Appeal from the Order of the Department of Health in case of In the Matter of Colonial Gardens Nursing Home, dated July 7, 1977.
Lester J. Schaffer, with him Marvin Comisky, Sheryl L. Auerbach, Lawrence S. Rosenwald, and, of counsel, Blank, Rome, Klaus & Comisky, for petitioner.
John G. Knorr, III, with him Jennifer A. Stiller, and Jeffrey B. Schwartz, for respondent.
Elias S. Cohen, with him Vincent J. Cohen, and Michael Churchill, for intervenors.
President Judge Bowman and Judges Crumlish, Jr., Wilkinson, Jr., Rogers, Blatt and DiSalle. Opinion by President Judge Bowman.
[ 34 Pa. Commw. Page 133]

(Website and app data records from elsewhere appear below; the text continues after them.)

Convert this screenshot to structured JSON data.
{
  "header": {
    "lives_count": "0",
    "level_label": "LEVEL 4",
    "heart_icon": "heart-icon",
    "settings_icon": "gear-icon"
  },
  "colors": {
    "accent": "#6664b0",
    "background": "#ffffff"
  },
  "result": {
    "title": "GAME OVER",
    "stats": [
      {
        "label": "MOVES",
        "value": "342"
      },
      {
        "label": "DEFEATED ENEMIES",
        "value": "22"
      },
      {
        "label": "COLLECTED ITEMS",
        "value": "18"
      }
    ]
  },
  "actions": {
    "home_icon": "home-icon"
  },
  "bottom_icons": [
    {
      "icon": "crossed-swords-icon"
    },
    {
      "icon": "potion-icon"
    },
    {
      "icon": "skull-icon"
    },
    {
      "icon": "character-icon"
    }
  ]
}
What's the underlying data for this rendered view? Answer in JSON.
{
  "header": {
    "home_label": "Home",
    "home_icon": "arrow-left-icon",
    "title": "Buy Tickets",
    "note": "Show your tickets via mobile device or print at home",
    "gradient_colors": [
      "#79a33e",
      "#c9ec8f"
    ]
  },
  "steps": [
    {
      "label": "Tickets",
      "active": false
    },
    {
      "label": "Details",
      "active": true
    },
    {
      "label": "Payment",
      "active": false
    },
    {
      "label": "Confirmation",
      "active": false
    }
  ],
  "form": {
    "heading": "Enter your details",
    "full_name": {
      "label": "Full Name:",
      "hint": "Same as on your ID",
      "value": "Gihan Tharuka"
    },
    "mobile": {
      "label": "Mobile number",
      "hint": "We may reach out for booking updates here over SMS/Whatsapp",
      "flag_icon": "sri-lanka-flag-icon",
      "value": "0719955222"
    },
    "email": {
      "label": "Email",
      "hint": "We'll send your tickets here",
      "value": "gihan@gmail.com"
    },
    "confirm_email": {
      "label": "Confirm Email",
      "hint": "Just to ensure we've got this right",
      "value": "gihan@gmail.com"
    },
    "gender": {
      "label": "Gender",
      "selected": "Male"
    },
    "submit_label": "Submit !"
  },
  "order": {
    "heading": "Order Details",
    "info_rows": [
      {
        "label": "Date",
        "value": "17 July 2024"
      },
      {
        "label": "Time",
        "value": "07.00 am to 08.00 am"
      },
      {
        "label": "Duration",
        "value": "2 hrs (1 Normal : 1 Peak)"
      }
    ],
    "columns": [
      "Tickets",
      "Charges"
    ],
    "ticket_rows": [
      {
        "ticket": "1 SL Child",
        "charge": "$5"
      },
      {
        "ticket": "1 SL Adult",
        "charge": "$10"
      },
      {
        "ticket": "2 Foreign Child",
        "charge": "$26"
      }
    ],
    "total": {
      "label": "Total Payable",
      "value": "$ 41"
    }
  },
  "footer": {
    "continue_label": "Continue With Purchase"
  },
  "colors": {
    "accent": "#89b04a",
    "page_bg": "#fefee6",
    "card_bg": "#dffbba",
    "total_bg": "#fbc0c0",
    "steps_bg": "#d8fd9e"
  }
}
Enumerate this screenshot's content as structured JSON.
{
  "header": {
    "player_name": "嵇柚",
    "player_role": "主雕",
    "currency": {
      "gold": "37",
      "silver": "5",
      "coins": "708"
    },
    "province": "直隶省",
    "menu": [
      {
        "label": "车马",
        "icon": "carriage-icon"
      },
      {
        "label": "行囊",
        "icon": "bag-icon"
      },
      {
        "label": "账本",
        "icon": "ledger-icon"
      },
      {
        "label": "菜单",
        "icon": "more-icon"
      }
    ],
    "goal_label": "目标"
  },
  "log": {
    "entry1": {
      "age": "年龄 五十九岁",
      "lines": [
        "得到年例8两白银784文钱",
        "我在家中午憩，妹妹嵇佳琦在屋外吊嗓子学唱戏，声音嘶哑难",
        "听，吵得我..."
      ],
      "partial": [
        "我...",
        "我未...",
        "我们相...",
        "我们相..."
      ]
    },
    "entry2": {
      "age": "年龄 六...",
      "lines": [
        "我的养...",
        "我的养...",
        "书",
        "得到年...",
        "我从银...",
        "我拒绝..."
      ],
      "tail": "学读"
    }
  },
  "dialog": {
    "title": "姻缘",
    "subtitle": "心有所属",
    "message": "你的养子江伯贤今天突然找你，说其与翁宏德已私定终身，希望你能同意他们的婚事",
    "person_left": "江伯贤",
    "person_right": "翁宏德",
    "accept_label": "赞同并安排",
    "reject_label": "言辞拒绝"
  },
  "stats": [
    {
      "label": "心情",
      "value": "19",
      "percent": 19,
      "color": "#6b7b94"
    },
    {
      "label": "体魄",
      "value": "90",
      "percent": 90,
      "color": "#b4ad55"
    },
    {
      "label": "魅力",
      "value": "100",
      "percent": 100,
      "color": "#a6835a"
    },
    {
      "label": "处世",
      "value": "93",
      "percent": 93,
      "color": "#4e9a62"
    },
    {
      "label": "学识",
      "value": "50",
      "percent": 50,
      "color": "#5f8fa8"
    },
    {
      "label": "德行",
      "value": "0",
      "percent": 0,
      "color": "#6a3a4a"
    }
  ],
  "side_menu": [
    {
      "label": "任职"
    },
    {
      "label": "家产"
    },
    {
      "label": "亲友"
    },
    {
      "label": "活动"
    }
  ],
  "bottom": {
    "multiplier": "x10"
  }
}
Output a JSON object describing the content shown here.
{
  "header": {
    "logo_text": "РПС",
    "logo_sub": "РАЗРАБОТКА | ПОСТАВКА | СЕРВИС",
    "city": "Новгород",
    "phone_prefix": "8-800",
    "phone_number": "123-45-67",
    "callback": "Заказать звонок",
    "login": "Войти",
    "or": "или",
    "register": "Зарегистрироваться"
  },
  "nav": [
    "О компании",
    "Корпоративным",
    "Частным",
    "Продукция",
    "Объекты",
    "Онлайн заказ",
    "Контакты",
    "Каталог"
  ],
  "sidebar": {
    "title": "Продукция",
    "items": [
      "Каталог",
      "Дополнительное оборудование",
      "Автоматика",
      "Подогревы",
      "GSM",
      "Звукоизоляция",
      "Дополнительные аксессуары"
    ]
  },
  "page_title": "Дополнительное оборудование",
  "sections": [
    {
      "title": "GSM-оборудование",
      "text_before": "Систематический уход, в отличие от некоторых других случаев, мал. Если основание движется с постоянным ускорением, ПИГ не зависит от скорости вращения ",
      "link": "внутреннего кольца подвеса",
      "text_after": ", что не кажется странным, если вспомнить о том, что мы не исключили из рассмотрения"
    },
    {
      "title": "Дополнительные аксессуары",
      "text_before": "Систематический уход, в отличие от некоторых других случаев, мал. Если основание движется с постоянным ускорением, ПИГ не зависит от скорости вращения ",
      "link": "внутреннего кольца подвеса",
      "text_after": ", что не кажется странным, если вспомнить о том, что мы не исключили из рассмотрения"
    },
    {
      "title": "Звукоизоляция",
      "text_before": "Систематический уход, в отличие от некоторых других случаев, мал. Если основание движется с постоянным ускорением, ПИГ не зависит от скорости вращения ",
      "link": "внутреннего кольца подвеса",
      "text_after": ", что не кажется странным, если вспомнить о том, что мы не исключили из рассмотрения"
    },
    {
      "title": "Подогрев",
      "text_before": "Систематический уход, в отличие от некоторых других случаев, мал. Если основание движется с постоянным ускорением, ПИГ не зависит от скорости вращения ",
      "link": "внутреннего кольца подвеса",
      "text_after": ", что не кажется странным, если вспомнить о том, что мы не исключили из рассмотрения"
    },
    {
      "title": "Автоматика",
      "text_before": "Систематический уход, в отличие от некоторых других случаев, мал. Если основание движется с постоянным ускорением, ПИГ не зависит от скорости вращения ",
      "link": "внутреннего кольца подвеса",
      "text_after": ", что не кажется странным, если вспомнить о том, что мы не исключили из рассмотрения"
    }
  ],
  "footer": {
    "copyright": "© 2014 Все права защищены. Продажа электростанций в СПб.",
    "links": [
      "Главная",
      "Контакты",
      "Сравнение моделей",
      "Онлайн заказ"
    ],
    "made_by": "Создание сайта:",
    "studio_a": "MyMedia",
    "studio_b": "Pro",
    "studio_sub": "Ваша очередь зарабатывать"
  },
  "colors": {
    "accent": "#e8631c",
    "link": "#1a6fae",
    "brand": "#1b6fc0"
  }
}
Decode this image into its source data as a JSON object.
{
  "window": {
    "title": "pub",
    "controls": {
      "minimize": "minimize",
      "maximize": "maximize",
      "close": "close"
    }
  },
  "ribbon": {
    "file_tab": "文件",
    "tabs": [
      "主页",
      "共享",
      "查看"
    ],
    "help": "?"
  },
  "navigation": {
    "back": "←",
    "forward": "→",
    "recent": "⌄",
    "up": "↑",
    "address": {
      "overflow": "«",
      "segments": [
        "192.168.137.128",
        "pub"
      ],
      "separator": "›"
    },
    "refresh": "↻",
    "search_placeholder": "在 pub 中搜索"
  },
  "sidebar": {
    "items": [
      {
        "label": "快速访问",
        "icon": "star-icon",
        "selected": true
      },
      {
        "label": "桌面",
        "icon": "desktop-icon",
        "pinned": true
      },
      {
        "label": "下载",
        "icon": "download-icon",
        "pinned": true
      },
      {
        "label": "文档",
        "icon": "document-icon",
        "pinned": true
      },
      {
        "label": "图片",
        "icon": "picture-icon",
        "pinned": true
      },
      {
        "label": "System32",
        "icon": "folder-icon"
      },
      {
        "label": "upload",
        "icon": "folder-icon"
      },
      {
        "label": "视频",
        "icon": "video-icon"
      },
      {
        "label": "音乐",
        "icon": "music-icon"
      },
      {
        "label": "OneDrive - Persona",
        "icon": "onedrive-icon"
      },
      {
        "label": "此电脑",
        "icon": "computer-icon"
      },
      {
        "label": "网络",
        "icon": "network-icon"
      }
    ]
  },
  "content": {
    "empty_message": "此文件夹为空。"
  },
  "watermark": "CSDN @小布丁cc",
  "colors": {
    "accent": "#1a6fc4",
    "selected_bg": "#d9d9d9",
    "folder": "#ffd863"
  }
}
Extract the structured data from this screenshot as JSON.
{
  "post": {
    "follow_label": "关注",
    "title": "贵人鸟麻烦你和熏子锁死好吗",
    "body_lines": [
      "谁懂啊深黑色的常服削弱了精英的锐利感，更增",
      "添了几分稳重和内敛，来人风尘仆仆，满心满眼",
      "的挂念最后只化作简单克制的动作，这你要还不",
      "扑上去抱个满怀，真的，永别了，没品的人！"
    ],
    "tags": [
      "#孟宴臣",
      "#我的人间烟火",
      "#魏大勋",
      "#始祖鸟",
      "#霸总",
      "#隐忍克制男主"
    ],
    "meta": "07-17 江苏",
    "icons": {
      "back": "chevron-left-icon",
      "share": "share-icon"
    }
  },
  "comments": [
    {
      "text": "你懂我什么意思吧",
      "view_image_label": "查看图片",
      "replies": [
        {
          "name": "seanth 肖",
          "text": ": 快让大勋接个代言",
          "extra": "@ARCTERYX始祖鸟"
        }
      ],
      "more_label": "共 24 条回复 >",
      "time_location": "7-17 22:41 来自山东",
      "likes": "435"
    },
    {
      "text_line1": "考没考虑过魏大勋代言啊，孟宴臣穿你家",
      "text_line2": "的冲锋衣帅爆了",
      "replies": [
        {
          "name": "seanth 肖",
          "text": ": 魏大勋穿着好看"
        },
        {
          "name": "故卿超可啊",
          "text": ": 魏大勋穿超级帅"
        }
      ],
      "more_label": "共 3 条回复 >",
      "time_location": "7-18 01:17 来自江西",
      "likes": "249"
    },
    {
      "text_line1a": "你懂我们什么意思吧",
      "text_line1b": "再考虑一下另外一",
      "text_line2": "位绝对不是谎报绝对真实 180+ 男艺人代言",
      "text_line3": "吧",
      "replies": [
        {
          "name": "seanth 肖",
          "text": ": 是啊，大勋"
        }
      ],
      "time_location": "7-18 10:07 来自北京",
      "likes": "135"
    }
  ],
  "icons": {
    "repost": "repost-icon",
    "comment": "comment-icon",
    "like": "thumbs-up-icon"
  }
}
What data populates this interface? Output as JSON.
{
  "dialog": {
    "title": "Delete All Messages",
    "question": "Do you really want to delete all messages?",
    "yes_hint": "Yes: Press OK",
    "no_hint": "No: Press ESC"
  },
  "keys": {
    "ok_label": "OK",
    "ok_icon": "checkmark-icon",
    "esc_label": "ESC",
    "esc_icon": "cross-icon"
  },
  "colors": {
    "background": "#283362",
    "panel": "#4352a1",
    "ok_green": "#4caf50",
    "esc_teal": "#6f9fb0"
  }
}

Before us is a petition for review by Colonial Gardens Nursing Home, Inc. (Colonial) in the nature of an appeal from an order of the Department of Health (Department) which, inter alia, refused to renew the license of Colonial to operate a skilled nursing facility. After sedulous examination of the weighty record in this case, we affirm the Department's order.
The events which culminated in this petition began in May, 1976. Colonial's license to operate a nursing home was to have expired on May 14, 1976. On May 3, 4 and 5, 1976, four duly authorized field representatives (surveyors) of the Department surveyed the Colonial facility to evaluate its compliance with Department regulations in order to make a recommendation regarding Colonial's impending license renewal. Surveys such as this are routinely scheduled whenever a nursing home license is about to expire. While at Colonial the surveyors discovered a series of violations of Department regulations.*fn1 By letter dated May 28, 1976, Colonial was informed of the alleged deficiencies, given a copy of the written report detailing the violations, ordered to submit a plan of correction within ten days, and informed that a three month provisional license was being recommended by
[ 34 Pa. Commw. Page 134]
the surveyors.*fn2 Upon receipt of the surveyors' report and a three month provisional license recommendation, the Department's Director of the Office of Quality Assurance ordered a resurvey of Colonial, which resurvey was conducted on June 1 and 2, 1976. During this resurvey, the violations observed in May were rechecked. A large number of these previously reported violations had not yet been corrected. Additionally, it was observed that certain medical records which had been examined in May appeared to have been altered. Based upon this resurvey, the surveyors recommended non-renewal of Colonial's license. On June 18, 1976, the Department's Director of the Office of Quality Assurance issued an order to show cause why the Department should not refuse to renew Colonial's license to operate. Hearing upon this matter commenced on September 20, 1976, before a presiding officer appointed by the Secretary of Health, and concluded after thirty-eight days of the testimony spanning a period of six months. On July 7, 1977, the Department adopted the Preliminary Report of the presiding officer, with certain exceptions, and issued its order refusing to renew Colonial's license.
The applicable statutory provisions governing refusal to issue a license to nursing homes are found in Section 1026(b) of the Public Welfare Code, Act of June 13, 1967, P.L. 31, as amended, 62 P.S. § 1026(b).*fn3 Section 1026(b) sets forth five reasons, any one of which, standing alone, is sufficient grounds for refusal
[ 34 Pa. Commw. Page 135]
to issue a license. The Department's decision not to renew Colonial's license was based upon two of the reasons set forth in Section 1026(b): to wit, "(1) [v]violation of or non-compliance with the provisions of this act or of regulations pursuant thereto"; and "(2) [f]raud or deceit in obtaining or attempting to obtain a license." With regard to the reasons for refusal to renew its license, Colonial's argument before this Court was directed exclusively to the insufficiency of evidence to sustain the finding of fraud in attempting to obtain a license. Since we find substantial evidence in the record to support the finding of fraud in attempting to obtain a ...